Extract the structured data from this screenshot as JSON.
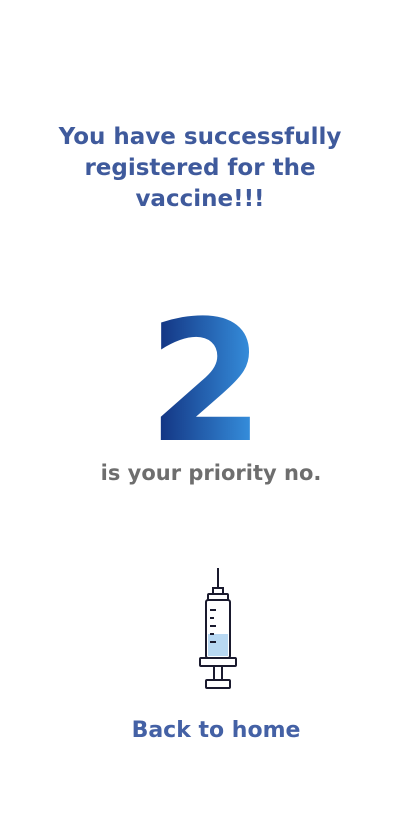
{
  "success": {
    "line1": "You have successfully",
    "line2": "registered for the",
    "line3": "vaccine!!!"
  },
  "priority": {
    "number": "2",
    "label": "is your priority no."
  },
  "illustration": {
    "icon": "syringe-icon"
  },
  "nav": {
    "back_label": "Back to home"
  },
  "colors": {
    "heading": "#3f5a9c",
    "number_gradient_start": "#0f2a78",
    "number_gradient_end": "#3a9ae8",
    "label": "#6e6e6e",
    "link": "#4461a5"
  }
}
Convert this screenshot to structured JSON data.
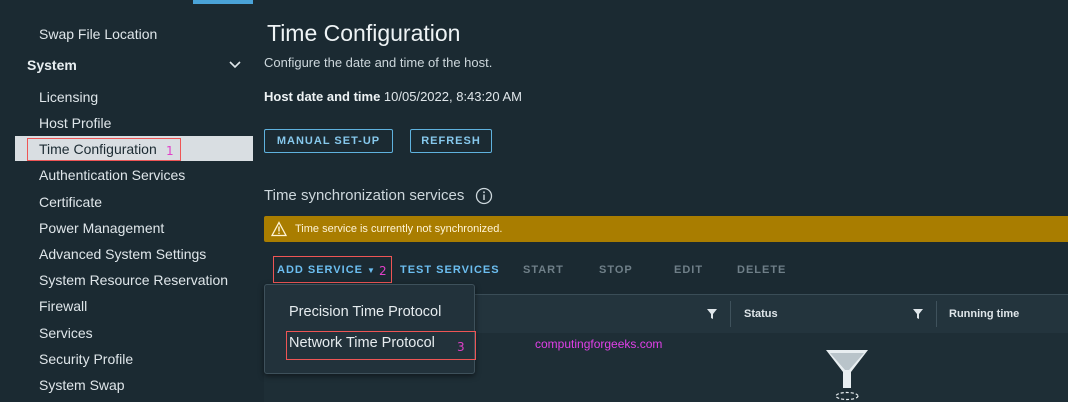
{
  "sidebar": {
    "items_top": [
      {
        "label": "Swap File Location"
      }
    ],
    "section": {
      "label": "System",
      "icon": "chevron-down-icon"
    },
    "items": [
      {
        "label": "Licensing"
      },
      {
        "label": "Host Profile"
      },
      {
        "label": "Time Configuration",
        "selected": true
      },
      {
        "label": "Authentication Services"
      },
      {
        "label": "Certificate"
      },
      {
        "label": "Power Management"
      },
      {
        "label": "Advanced System Settings"
      },
      {
        "label": "System Resource Reservation"
      },
      {
        "label": "Firewall"
      },
      {
        "label": "Services"
      },
      {
        "label": "Security Profile"
      },
      {
        "label": "System Swap"
      }
    ]
  },
  "annotations": {
    "n1": "1",
    "n2": "2",
    "n3": "3"
  },
  "main": {
    "title": "Time Configuration",
    "subtitle": "Configure the date and time of the host.",
    "host_date_label": "Host date and time",
    "host_date_value": "10/05/2022, 8:43:20 AM",
    "buttons": {
      "manual": "MANUAL SET-UP",
      "refresh": "REFRESH"
    },
    "sync_title": "Time synchronization services",
    "banner": "Time service is currently not synchronized.",
    "toolbar": {
      "add_service": "ADD SERVICE",
      "test_services": "TEST SERVICES",
      "start": "START",
      "stop": "STOP",
      "edit": "EDIT",
      "delete": "DELETE"
    },
    "table": {
      "columns": [
        "Status",
        "Running time"
      ]
    },
    "dropdown": [
      "Precision Time Protocol",
      "Network Time Protocol"
    ]
  },
  "watermark": "computingforgeeks.com",
  "colors": {
    "accent": "#4aa3d8",
    "warning": "#a97d00",
    "background": "#1b2a32",
    "annotation": "#e040c8"
  }
}
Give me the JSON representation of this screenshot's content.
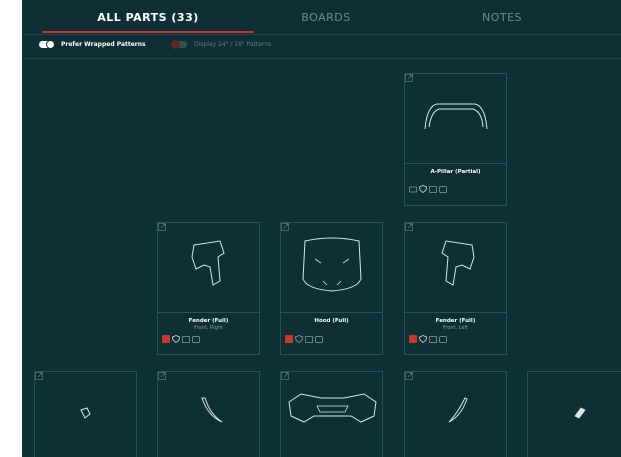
{
  "tabs": [
    {
      "label": "ALL PARTS (33)",
      "active": true
    },
    {
      "label": "BOARDS",
      "active": false
    },
    {
      "label": "NOTES",
      "active": false
    }
  ],
  "toggles": {
    "prefer_wrapped": {
      "label": "Prefer Wrapped Patterns",
      "on": true
    },
    "display_24": {
      "label": "Display 24\" / 18\" Patterns",
      "on": false
    }
  },
  "parts": [
    {
      "name": "A-Pillar (Partial)",
      "sub": "",
      "shape": "a-pillar"
    },
    {
      "name": "Fender (Full)",
      "sub": "Front, Right",
      "shape": "fender-right"
    },
    {
      "name": "Hood (Full)",
      "sub": "",
      "shape": "hood"
    },
    {
      "name": "Fender (Full)",
      "sub": "Front, Left",
      "shape": "fender-left"
    }
  ],
  "colors": {
    "background": "#0f2f36",
    "accent": "#c4392f",
    "card_border": "#2a5058"
  }
}
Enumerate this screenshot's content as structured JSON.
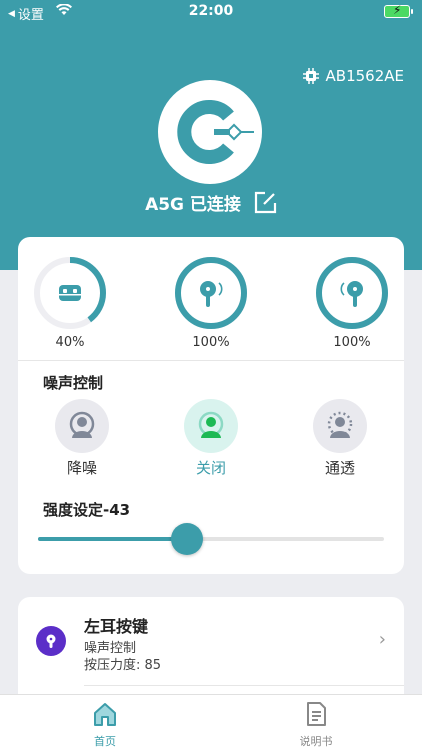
{
  "status_bar": {
    "back_label": "设置",
    "time": "22:00"
  },
  "header": {
    "device_id": "AB1562AE",
    "connection_status": "A5G 已连接"
  },
  "colors": {
    "accent": "#3C9DAA",
    "mode_active": "#1DB954",
    "ear_key_icon_bg": "#5B2EC8"
  },
  "batteries": [
    {
      "name": "case",
      "icon": "case-icon",
      "percent_label": "40%",
      "level": 0.4
    },
    {
      "name": "left-earbud",
      "icon": "earbud-left-icon",
      "percent_label": "100%",
      "level": 1.0
    },
    {
      "name": "right-earbud",
      "icon": "earbud-right-icon",
      "percent_label": "100%",
      "level": 1.0
    }
  ],
  "noise_control": {
    "title": "噪声控制",
    "modes": [
      {
        "label": "降噪",
        "icon": "anc-icon",
        "active": false
      },
      {
        "label": "关闭",
        "icon": "off-icon",
        "active": true
      },
      {
        "label": "通透",
        "icon": "transparency-icon",
        "active": false
      }
    ]
  },
  "intensity": {
    "title": "强度设定-43",
    "level": 0.43
  },
  "ear_key": {
    "title": "左耳按键",
    "line1": "噪声控制",
    "line2": "按压力度: 85"
  },
  "tabs": [
    {
      "label": "首页",
      "icon": "home-icon",
      "active": true
    },
    {
      "label": "说明书",
      "icon": "manual-icon",
      "active": false
    }
  ]
}
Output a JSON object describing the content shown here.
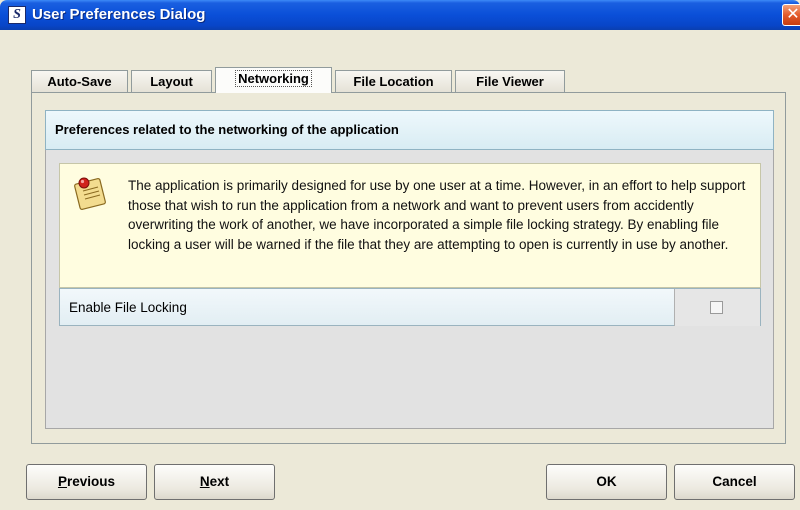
{
  "window": {
    "title": "User Preferences Dialog",
    "app_icon_letter": "S",
    "close_glyph": "✕"
  },
  "tabs": [
    {
      "label": "Auto-Save",
      "active": false
    },
    {
      "label": "Layout",
      "active": false
    },
    {
      "label": "Networking",
      "active": true
    },
    {
      "label": "File Location",
      "active": false
    },
    {
      "label": "File Viewer",
      "active": false
    }
  ],
  "panel": {
    "header": "Preferences related to the networking of the application",
    "info_icon": "note-icon",
    "info_text": "The application is primarily designed for use by one user at a time. However, in an effort to help support those that wish to run the application from a network and want to prevent users from accidently overwriting the work of another, we have incorporated a simple file locking strategy. By enabling file locking a user will be warned if the file that they are attempting to open is currently in use by another.",
    "setting": {
      "label": "Enable File Locking",
      "checked": false
    }
  },
  "buttons": {
    "previous": {
      "mnemonic": "P",
      "rest": "revious"
    },
    "next": {
      "mnemonic": "N",
      "rest": "ext"
    },
    "ok": "OK",
    "cancel": "Cancel"
  },
  "colors": {
    "titlebar": "#0a4fd8",
    "header_bar": "#d8ecf3",
    "info_box": "#fffde0"
  }
}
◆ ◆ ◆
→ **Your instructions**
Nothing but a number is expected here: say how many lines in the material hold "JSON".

→ **Answer below**
5